In addition, Abbas said, Israel must accept the pre-1967 lines as the basis for a two-state solution.
Abbas also told Hale that the Palestinians are prepared to work with the Quartet members – the US, EU, UN and Russia – on all the core issues like Jerusalem, borders, refugees and security, according to chief PLO negotiator Saeb Erekat.
Reports of the meeting disappointed but did not surprise Israeli officials, who have listened to a similar refrain for close to three years.
Palestinians stopped talking with Israel when it attacked Gaza in December 2008 and refused to resume talks when Prime Minister Binyamin Netanyahu took office in March 2009.
Except for a few meetings in September 2010, no negotiations have taken place even though Netanyahu has repeatedly called on the Palestinians to talk without preconditions.
In the last months, the Quartet has explored a number of conciliatory formulas, including Palestinian recognition of Israel as the homeland of the Jewish people, in exchange for a West Bank settlement freeze.
An alternative formula asks the Palestinians to drop their demand for a settlement freeze in exchange for acceptable language on the borders of a two-state solution.
But as of Sunday night, no formula had been found that would bring both sides back to the table.
The meetings Sunday and Monday come just days after a Palestinian bid to bypass talks in favor of unilateral statehood at the United Nations, appeared to have failed.
The Palestinians had asked the UN Security Council to grant it full UN membership; but as of Friday did not have the nine votes need for the initiative to pass.
The US has opposed the move. In his Ramallah meeting with Hale on Sunday, Abbas urged the US administration to reconsider its opposition to the Palestinian application for full membership in the UN.

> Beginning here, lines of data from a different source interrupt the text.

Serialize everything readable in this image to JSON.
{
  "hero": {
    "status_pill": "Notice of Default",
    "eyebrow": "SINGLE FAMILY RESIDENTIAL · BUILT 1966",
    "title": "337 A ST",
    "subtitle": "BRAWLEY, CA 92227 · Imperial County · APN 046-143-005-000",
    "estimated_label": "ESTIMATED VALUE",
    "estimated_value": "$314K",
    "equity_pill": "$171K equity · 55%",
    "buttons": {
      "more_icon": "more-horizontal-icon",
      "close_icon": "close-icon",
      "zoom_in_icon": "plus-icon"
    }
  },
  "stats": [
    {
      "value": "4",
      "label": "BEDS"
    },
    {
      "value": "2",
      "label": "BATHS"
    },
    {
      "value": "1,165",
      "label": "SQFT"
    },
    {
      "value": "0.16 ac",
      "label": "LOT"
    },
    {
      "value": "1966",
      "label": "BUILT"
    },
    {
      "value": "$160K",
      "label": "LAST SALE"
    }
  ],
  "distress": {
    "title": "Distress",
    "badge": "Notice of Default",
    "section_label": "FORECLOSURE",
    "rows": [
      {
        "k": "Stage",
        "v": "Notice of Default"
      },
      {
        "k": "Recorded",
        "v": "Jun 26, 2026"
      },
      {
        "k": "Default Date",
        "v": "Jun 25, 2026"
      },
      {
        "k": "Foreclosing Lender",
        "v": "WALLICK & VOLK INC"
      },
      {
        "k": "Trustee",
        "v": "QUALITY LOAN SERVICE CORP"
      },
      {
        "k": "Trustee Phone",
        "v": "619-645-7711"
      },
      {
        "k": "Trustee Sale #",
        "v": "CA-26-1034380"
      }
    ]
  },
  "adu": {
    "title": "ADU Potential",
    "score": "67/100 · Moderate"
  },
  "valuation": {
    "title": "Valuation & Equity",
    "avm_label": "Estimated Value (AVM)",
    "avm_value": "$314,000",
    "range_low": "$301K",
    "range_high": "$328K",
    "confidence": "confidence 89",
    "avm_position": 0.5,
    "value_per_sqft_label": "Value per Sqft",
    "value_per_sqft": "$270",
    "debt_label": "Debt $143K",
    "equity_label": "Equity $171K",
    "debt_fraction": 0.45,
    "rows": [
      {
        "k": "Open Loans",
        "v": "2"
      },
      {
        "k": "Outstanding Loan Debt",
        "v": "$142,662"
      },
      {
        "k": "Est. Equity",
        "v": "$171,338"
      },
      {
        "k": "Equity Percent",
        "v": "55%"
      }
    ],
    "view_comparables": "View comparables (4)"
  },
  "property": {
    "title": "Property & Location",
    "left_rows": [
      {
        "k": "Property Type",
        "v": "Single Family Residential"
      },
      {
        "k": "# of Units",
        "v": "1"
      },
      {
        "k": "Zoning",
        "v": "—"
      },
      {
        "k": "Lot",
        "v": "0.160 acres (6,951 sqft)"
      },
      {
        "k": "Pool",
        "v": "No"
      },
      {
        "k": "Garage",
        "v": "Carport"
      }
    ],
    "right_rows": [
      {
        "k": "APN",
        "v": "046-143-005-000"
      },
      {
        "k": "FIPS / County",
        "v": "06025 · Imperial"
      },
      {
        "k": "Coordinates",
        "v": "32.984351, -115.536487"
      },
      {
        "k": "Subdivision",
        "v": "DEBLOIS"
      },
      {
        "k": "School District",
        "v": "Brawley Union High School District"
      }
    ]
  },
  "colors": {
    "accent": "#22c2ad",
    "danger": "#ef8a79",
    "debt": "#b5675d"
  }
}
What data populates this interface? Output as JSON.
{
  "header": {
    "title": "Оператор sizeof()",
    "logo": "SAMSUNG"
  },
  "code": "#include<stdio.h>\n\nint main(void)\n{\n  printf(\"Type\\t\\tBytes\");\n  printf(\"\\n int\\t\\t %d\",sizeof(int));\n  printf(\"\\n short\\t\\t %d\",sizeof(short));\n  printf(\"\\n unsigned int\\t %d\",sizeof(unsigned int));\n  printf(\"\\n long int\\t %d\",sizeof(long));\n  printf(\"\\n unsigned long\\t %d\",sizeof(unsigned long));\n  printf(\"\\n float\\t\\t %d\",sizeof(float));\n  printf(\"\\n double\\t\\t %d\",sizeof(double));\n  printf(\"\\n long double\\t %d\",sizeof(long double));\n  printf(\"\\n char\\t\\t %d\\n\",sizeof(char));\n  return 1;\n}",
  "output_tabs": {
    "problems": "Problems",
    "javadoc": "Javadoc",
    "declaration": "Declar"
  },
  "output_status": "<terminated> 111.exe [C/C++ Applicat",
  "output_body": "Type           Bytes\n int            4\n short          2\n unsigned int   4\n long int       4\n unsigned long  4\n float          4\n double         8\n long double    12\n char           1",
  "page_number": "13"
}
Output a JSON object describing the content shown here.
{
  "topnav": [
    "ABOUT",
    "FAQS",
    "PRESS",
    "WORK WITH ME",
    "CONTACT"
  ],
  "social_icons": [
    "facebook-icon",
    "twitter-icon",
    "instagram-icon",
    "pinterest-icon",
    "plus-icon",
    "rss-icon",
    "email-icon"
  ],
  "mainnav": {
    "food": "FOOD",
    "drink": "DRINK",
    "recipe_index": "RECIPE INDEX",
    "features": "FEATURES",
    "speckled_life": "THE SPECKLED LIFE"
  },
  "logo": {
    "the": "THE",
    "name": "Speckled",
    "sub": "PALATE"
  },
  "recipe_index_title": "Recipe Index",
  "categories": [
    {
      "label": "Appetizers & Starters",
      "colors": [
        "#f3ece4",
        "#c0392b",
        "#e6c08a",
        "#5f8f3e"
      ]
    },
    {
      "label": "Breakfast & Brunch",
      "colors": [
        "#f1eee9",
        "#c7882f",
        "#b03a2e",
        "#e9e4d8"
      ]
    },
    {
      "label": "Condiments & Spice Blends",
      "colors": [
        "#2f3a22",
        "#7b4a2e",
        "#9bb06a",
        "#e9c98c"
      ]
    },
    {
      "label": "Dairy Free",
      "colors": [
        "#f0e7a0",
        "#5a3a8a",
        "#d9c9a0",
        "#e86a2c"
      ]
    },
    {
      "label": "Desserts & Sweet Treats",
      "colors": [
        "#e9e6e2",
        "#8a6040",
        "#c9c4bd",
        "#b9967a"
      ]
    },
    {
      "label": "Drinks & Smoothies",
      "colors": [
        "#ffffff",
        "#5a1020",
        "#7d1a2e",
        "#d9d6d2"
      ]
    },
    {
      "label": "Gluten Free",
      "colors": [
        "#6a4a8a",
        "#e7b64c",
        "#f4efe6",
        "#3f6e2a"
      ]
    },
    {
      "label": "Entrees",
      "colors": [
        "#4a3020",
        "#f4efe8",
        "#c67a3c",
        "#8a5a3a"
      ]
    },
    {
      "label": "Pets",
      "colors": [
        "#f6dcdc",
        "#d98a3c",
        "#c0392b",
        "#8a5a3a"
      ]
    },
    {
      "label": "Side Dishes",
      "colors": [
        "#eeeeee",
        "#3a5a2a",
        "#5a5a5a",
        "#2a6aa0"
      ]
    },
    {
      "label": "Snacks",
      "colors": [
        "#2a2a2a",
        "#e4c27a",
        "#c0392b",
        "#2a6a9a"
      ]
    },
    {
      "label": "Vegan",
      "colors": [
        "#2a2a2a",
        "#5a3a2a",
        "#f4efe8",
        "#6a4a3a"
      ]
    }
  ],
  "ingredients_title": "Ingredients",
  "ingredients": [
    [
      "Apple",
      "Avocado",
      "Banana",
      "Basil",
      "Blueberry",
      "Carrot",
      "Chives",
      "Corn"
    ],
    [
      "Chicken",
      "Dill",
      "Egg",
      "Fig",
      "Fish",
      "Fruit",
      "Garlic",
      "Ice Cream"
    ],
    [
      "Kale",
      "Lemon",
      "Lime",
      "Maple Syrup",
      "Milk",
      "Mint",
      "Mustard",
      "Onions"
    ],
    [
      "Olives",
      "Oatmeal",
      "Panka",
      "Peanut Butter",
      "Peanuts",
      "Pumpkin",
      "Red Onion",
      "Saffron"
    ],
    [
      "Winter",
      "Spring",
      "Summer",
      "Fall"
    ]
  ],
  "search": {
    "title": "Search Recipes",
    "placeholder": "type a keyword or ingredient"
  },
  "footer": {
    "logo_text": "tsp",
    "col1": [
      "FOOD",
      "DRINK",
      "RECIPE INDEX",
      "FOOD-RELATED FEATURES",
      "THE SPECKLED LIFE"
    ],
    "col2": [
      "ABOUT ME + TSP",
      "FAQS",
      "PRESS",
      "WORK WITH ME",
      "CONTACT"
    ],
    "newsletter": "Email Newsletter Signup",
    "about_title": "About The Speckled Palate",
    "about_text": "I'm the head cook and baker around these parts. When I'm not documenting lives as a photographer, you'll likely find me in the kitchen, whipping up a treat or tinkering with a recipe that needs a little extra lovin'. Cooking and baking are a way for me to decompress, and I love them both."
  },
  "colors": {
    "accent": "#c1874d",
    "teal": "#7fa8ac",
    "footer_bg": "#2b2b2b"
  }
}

Abbas, according to Erekat, stressed that the Palestinian statehood bid was not aimed at delegitimizing or isolating Israel, but to achieve the two-state solution.